3.  Serve hot.

Molokheyia and Rice

Molokheyia, Rice and ONIONS!

Mary illustrates the slimy (but DELICIOUS) texture....

Up close...

Nutrition Information (for 1/2 of this recipe):

Calories: 111; Fat: 1g; Cholesterol: 0g; Carbohydrates: 18g; Fiber: 3g; Protein 1g

Serving Suggestions and Variations:
1.  Serve over a bed of rice.
2.  Serve with baladi (or pita) bread.
3.  Serve with plain raw onions (or soak them in a bit of vinegar first).
4.  Instead of adding the garlic to cook in the soup, heat up a tablespoon of oil in a separate small skillet.  Fry the garlic with some salt and coriander.  Once the garlic has turned a light golden color, add the garlic mix to the soup.  Serve immediately.  (Most Egyptians eat molokheyia this way.)
5.  Add some tomatoes to the soup while cooking.

For the Love of Lentils: Brown Lentil Soup

Oh, dear lentil, how I love thee!!!! Let me count the ways!!!

One of the easiest ways is this brown lentil soup.
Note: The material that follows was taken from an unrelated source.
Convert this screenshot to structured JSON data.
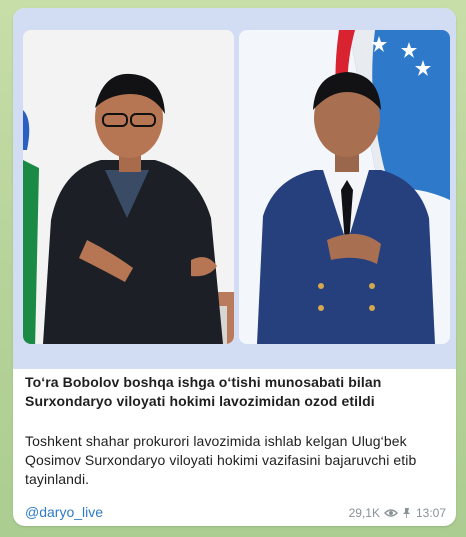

Egyptians affectionately call it ‘lentils with a hat’. It packs a powerful protein punch, is full of iron and fiber and low on fat and calories.  Perfect!


  • 2 cups dried brown lentils
  • 8 cups water
  • 2 vegetable bouillon cubes
  • 5 cloves of garlic, minced
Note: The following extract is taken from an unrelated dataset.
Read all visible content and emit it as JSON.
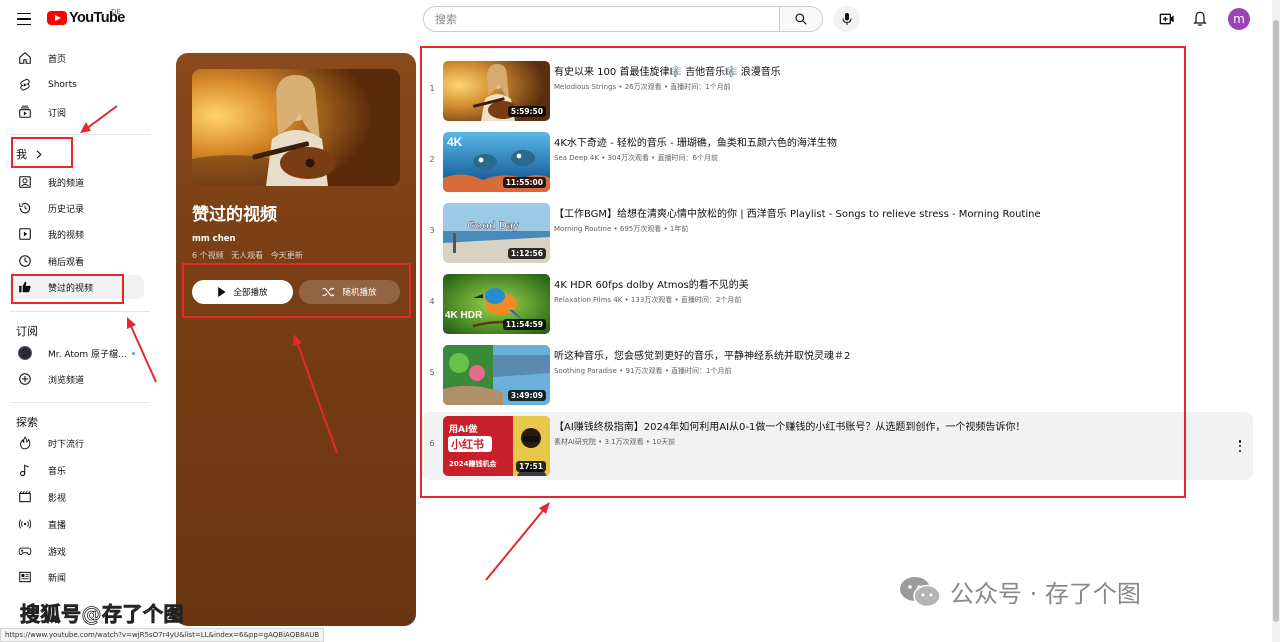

Serves: 4-6
1.  Wash the lentils and pick out any small stones or dirt.


Dry brown lentils

2.  Put them in a large pot with the water, bouillon cubes, and garlic.
3.  Cover and cook on low heat for 45 minutes to an hour.
4.  Salt to taste.

Nutrition Information: (per 100 grams)
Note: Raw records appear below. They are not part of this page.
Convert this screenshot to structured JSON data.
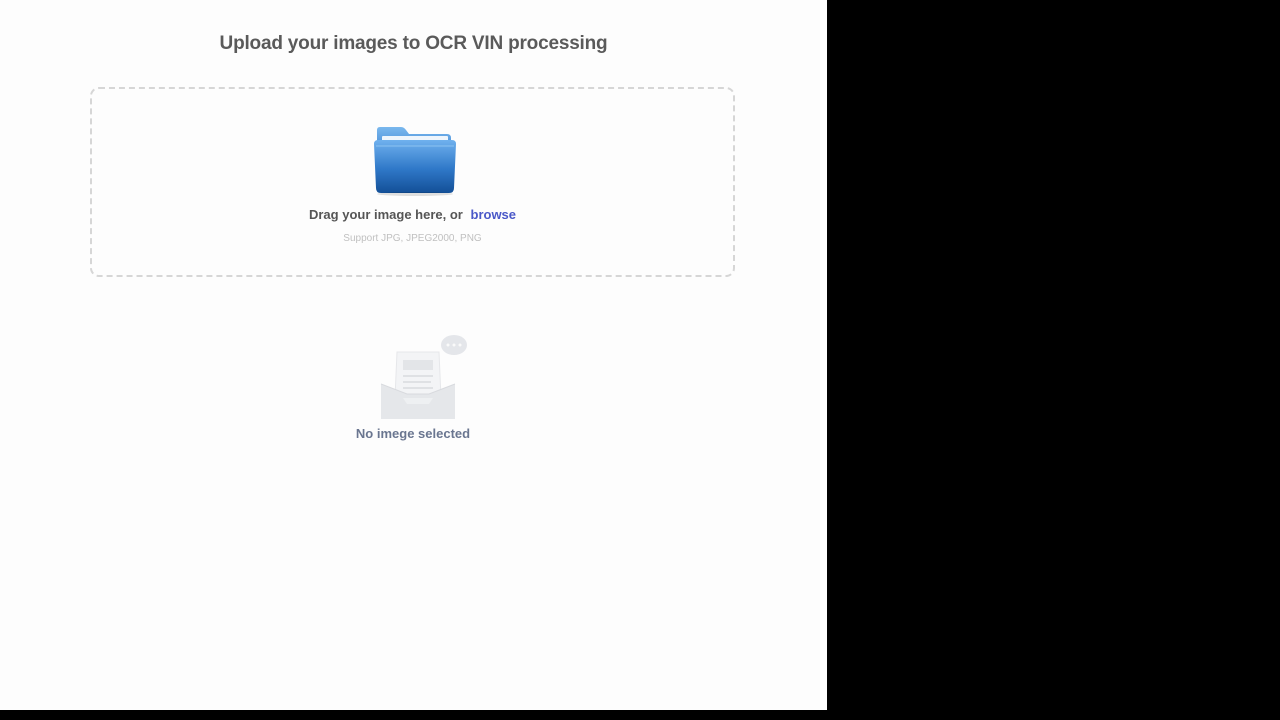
{
  "page": {
    "title": "Upload your images to OCR VIN processing"
  },
  "dropzone": {
    "icon": "folder-icon",
    "drag_text": "Drag your image here, or",
    "browse_label": "browse",
    "support_text": "Support JPG, JPEG2000, PNG",
    "accent_color": "#4a58c8"
  },
  "empty_state": {
    "icon": "empty-inbox-icon",
    "label": "No imege selected"
  }
}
Calories: 51; Fat: 0g; Carbohydrates: 9g; Fiber: 4g; Protein: 4g

Serving suggestions and variations:
Serve this with raw green or red onions and pita or baladi (or pita) bread.

Brown Lentil Soup, Green Onions and Baladi Bread

Also, you may add greens like chard to add flavor and nutrients.

Red Lentil Soup

Do you feel the urge for something hearty and healthy?  This soup, full of vitamins and antioxidants, will provide a filling, nutritious meal all on its own!  And it doesn’t take very much effort at all!!

Serves 8-10.  Feed your company and have some left for lunch!


  • 2 cups of dry red lentils
  • 4 small-size tomatoes
  • 3 small carrots
  • 1 green pepper
  • 1 large onion
  • 3 cloves of garlic
  • 2 liters of vegetable stock (or 2 liters of water with 2 cubes of vegetable bouillon)


1.  Pick through the dried lentils and remove any stones / dirt.  Rinse in a strainer.

Red lentils

2.  Chop the onion, tomatoes, carrots, and green pepper.  (You don’t have to chop them too much, since we will blend them all after cooking.)


3.  Add the lentils and all the vegetables to a large pot.

Red lentil soup before cooking

4.  Add the vegetable stock (or water and bouillon) and bring to a boil.  Cook for about a half hour.  Keep your eye on the pot, though!  Lentils cook pretty quickly, and you don’t want them to burn.  Once they are cooked down into a mushy texture, you’ll know they’re done.

5.  Blend in a food processor.  (This step is optional.  Some people like to eat it more like a stew.  But, most Egyptians I know eat it blended.)

Red lentil soup

6.  Season with salt and pepper to your liking.

Doesn’t that just look amazing?!  Full of antioxidants, this meal is great to help prevent those fall and winter colds!

Red Lentil Soup Nutrition Information


  • Some people like to fry up some onions and mix them in at the end.
  • Eat with croutons.
  • Eat with warm balady (Egyptian pita) bread.
  • Some people eat this on rice.

*The nutrition information to the left is for 100 g.  That’s about 3/4 of a cup, or a small bowl.